Because while this programme was thoroughly entertaining and a pretty decent adaptation, a lot of it was really cheesy and had some straight up ridiculous special affects (I mean did anyone see those Seraph blades? I mean, c’mon they looked like they’d been pinched from a cartoon).

Honestly, I think the main issue was the script. I knew from the trailer it wasn’t going to be great- but I had hoped it wouldn’t all sound like such a cliché ridden gag reel. Sadly, I was disappointed- the writers obviously thought that pinching every single line from every single fantasy script ever made was a good idea. I mean, they genuinely put in the line “even in the darkest of places, there is light” when referring to Witchlights. Which felt like it was lifted straight out of Lord of the Rings (of course, I recognise that Clare is famous for plagiarism, so I suppose it’s an appropriate complaint for an adaptation of her work). Either way, it was *not* a good line.

Okay, that being said, I managed to sit through all three episodes- so there were obviously some good parts about this show.

I think the thing holding this programme together at the moment is the characters. Some of them (Alec and Simon in particular) are excellent interpretations. Even Isabelle, who is quite different from the character in the book, has a certain charm to her and is far less flat than the film version. Likewise, Valentine is much truer to the book version than the camp-but-acceptably-villainous version from the film. I mean, just compare the images of the two:

I’d say there’s no comparison, but there clearly is: the one from the movie looks like a failed 80’s rocker and the TV show looks like a slick supremacist out to destroy the world (in short he looks like Valentine). I love how they’ve quickly established how he cares for Jocelyn- and I loved his reaction to finding out about Clary, whilst also throwing in some super evil moments. It’s a very promising characterisation and it’s giving the show the much needed dark edge it needs.

On the flipside, of course, I’m really not convinced by the leads at this stage- which is a problem, because even if the supporting cast is great, I don’t want to wince every time the main characters come on screen.
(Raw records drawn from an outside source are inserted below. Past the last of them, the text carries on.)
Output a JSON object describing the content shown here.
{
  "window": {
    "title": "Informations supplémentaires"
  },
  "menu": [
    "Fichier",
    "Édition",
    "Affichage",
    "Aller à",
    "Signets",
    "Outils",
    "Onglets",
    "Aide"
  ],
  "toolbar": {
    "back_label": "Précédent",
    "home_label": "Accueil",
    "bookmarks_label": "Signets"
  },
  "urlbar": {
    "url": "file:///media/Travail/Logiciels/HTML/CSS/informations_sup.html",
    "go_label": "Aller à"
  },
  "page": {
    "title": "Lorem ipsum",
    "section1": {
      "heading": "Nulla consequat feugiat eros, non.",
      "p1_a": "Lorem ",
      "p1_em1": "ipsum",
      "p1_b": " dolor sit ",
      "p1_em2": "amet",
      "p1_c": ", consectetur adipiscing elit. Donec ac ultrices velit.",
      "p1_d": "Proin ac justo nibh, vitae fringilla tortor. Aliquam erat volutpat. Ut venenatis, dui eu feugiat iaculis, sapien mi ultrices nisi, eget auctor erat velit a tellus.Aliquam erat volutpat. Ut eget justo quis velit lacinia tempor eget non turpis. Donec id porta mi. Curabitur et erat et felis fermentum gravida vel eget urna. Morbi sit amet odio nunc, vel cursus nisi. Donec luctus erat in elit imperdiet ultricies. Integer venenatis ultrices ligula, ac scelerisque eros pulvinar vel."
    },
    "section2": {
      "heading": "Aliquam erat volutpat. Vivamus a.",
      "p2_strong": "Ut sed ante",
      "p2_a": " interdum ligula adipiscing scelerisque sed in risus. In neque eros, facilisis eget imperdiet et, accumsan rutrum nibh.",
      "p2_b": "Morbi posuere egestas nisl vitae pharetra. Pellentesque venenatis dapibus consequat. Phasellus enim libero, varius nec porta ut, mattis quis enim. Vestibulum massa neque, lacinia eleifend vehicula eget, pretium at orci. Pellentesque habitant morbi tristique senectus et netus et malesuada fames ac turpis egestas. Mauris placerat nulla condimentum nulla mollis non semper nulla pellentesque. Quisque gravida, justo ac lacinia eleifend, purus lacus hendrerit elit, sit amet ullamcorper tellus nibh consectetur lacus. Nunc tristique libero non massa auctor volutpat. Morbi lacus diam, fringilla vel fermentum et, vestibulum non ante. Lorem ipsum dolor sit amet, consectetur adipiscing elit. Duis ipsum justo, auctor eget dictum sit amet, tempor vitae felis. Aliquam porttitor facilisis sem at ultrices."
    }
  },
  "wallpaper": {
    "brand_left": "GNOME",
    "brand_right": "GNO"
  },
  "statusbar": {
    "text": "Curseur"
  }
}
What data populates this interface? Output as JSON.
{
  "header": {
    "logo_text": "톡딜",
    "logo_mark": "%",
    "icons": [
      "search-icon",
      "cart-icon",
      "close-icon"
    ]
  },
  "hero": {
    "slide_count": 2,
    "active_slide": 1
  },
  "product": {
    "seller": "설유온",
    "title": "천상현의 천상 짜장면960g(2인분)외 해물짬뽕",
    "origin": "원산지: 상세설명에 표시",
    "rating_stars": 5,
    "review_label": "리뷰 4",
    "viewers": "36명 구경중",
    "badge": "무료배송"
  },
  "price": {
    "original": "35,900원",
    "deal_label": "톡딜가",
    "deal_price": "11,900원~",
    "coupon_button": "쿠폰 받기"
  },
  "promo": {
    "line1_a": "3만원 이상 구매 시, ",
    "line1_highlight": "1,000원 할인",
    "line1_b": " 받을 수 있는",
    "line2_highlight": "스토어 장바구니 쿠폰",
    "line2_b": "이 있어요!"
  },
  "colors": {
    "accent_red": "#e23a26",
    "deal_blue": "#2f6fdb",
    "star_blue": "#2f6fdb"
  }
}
In a way, it’s actually quite funny, because in contrast to Jace’s wooden acting, Clary is totally overdoing it. Every time Jace comes across like a creepy robot (which is every time he delivers a supposedly witty or sarcastic line) Clary just gets more earnest and ridiculous. And don’t get me started on Clary trying to run in heels (that actually had me giggling to myself).

That said, it’s an enjoyable enough waste of time, so I will probably continue watching it. Although, that’ll probably be because I can never seem to stop watching things once I start- even if they’re rubbish- so it’ll probably take 5 years to wean myself off this. I actually hope this show gets cancelled before that stage (which tells me I should probably just stick to watching Homeland instead)

So what did everyone else think of this show? Will you be watching it? Let me know in the comments section 🙂